Our study indicated higher FA risk seemed to be found in women who did not feed infant colostrum or fed infant with bottle. This may be explained by that mothers who fed infant colostrum could generally let baby touch breast in mother’s arms within 1 h after delivery, which promoted emotional communication between mother and infant and helped breastfeeding. However bottle feeding might reduce mother-child contact, and hinder emotional communication during feeding. Furthermore, bottle feeding led to insufficient breast milk secretion and subsequent interruption of breastfeeding, which diminished maternal confidence in infant feeding. On the other hand, bottle feeding might help mothers control the milk intake of infants, and mothers with FA may prefer bottle feeding to breastfeeding. Lower FA prevalence was found in women who breastfed exclusively but without statistical significance. These findings are supported by two studies, in which mothers who breastfed are less likely to develop FA, as compared to mothers who chose formula feeding, and mothers suffered from FA does not emerge favorable persistence signs associated with breastfeeding [26, 27].

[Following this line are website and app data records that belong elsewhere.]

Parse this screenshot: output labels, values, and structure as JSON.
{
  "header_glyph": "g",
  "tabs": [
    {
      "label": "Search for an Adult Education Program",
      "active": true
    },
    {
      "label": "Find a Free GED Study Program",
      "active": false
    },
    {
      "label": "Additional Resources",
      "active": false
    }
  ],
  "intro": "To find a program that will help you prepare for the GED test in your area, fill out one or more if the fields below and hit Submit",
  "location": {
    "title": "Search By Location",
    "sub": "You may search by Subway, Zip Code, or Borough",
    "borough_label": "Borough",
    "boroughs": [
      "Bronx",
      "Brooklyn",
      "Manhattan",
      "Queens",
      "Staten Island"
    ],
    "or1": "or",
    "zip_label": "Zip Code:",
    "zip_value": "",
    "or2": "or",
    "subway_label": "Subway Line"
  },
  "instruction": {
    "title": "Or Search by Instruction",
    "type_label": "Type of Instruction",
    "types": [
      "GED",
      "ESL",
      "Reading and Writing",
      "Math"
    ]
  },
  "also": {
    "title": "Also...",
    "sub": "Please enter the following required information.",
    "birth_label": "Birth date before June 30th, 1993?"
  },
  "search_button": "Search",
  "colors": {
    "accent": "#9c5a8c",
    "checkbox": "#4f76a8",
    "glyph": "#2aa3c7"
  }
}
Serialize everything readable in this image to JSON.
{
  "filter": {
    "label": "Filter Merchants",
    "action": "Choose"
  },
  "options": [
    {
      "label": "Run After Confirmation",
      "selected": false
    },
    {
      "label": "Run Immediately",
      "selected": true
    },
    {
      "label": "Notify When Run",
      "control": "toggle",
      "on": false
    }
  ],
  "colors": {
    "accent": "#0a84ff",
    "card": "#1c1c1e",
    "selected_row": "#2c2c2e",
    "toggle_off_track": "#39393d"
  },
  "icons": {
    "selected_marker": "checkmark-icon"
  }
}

Moreover, mothers also had a significantly higher FAS if their babies had been exposed to sunshine outdoors. A possible explanation may be that mothers with FA might be more cautious about the infant’s health so they spent more time with their infants outdoors to synthesize vitamin D. Infant food refusal behaviors may reduce maternal confidence, and induce mother’s anxiety about infants’ nutrient intake and development. But above results needed to be confirmed by more research in the future, because the limitations of sample size and sampling method decreased the power of test.
Despite our results and the mounting evidence indicating high prevalence of maternal mental health and its adverse impact on infant feeding practices, the maternal mental health problems has not been focused. Consequently the treatment gap for mental illness is large, accounting for 76–85% patients with mental health not receiving intervention. Studies show that psychosocial, educational, and supportive interventions are effective in improving maternal mental health. That will be our next research direction, to explore the effective intervention strategy to improve maternal mental health and early child development. And theoretically the anesthesia type during delivery would have an influence on breastfeeding, but regrettably the related information has not been collected in this study. In the future, if possible we will investigate the data retrospectively and compensatively in the other relevant investigation.
Several limitations in our study deserved acknowledgements, like convenient sampling, small sample size, unpopular assessment tool, related factors (family support) data deficiency, etc.